------ MATERIAL PROVIDED
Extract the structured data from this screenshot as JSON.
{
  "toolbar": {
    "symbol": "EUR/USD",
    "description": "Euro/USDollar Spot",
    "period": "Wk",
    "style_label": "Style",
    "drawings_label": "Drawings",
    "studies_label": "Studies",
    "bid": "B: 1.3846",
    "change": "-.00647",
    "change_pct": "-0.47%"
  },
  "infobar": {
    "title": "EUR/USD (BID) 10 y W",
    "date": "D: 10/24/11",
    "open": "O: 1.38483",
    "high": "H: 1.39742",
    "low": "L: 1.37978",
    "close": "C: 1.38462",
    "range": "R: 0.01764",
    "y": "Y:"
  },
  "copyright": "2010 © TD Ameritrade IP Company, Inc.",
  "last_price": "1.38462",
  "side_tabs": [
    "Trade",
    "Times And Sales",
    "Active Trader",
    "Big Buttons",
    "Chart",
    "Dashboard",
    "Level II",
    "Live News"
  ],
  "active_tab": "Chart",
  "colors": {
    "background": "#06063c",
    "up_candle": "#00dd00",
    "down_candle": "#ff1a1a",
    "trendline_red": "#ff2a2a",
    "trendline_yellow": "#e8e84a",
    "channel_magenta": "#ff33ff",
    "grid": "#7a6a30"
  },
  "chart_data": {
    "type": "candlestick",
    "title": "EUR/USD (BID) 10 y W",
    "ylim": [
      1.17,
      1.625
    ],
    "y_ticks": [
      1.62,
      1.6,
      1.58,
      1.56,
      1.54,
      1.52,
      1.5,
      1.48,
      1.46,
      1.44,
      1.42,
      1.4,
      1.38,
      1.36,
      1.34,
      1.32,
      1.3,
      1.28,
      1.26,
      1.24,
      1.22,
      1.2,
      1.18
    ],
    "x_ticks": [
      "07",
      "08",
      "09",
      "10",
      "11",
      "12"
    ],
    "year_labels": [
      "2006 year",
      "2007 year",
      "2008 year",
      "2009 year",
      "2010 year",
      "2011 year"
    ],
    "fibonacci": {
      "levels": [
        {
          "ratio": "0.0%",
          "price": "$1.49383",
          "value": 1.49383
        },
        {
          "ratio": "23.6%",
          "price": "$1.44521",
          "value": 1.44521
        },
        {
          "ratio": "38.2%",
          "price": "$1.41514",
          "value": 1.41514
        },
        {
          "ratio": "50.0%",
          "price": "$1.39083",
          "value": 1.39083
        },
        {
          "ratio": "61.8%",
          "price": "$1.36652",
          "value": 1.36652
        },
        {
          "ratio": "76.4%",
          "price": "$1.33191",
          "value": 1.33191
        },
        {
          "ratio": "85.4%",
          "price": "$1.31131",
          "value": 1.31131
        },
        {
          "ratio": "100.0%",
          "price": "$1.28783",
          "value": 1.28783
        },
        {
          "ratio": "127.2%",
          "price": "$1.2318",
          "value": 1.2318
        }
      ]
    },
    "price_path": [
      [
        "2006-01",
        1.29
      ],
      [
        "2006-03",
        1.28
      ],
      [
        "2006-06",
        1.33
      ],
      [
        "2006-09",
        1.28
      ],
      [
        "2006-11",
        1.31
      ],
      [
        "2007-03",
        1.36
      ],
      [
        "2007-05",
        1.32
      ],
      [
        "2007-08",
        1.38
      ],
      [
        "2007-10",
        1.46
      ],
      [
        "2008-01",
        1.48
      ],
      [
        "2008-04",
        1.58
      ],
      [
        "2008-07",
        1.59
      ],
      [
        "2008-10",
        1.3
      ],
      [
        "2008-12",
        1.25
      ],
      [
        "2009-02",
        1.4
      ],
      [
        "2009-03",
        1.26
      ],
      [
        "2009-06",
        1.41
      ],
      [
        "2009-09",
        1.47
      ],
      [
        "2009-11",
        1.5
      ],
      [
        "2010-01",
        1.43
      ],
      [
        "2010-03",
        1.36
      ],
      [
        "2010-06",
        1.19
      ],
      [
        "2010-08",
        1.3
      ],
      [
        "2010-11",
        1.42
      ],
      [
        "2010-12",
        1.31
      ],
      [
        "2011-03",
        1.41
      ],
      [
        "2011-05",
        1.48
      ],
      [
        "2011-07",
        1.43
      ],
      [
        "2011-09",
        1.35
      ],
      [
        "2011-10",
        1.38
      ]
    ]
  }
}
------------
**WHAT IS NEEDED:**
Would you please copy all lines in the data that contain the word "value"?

**RESPONSE FOR THIS EXERCISE:**
          "value": 1.49383
          "value": 1.44521
          "value": 1.41514
          "value": 1.39083
          "value": 1.36652
          "value": 1.33191
          "value": 1.31131
          "value": 1.28783
          "value": 1.2318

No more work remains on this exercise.